  40. 40. Yan B, Ye S, Chen G, Kuang M, Shen N, et al. (2008) Dysfunctional CD4+, CD25+ regulatory T cells in untreated active systemic lupus erythematosus secondary to interferon-alpha-producing antigen-presenting cells. Arthritis Rheum 58: 801–812.
  41. 41. Levings MK, Sangregorio R, Galbiati F, Squadrone S, de Waal Malefyt R, et al. (2001) IFN-α and IL-10 induce the differentiation of human type 1 T regulatory cells. J Immunol 166: 5530–5539.
  42. 42. Gogas H, Ioannovich J, Dafni U, Stavropoulou-Giokas C, Frangia K, et al. (2006) Prognostic significance of autoimmunity during treatment of melanoma with interferon. N Engl J Med 354: 709–718.
  43. 43. Krauze MT, Tarhini A, Gogas H, Kirkwood JM (2011) Prognostic significance of autoimmunity during treatment of melanoma with interferon. Semin Immunopathol advance online publication, 31 Jan 2011.
  44. 44. Muthuswamy R, Urban J, Lee J-J, Reinhart TA, Bartlett D, et al. (2008) Ability of mature dendritic cells to interact with regualtory T cells is imprited during maturation. Cancer Res 68: 5972–5978.
  45. 45. Pace L, Vitale S, Dettori B, Palombi C, La Sorsa V, et al. (2010) APC activation by IFN-α decreases regulatory T cell and enhances Th cell functions. J Immunol 184: 5969–5979.

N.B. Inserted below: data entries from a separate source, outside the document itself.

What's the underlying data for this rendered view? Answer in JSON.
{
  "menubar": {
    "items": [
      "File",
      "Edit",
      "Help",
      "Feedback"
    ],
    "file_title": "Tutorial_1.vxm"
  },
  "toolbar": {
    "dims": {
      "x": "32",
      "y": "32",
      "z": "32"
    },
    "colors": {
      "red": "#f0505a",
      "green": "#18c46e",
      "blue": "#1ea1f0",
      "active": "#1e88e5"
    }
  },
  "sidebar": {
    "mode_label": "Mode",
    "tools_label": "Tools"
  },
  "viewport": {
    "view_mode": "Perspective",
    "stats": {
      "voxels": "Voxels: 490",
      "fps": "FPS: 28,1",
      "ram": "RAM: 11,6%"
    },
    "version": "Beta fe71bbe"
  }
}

  46. 46. Jonuleit H, Schmitt E, Kakirman H, Stassen M, Knop J, et al. (2002) Infectious tolerance: human CD25+ regulatory T cells convey suppressor activity to conventional CD4+ T helper cells. J Exp Med 196: 255–260.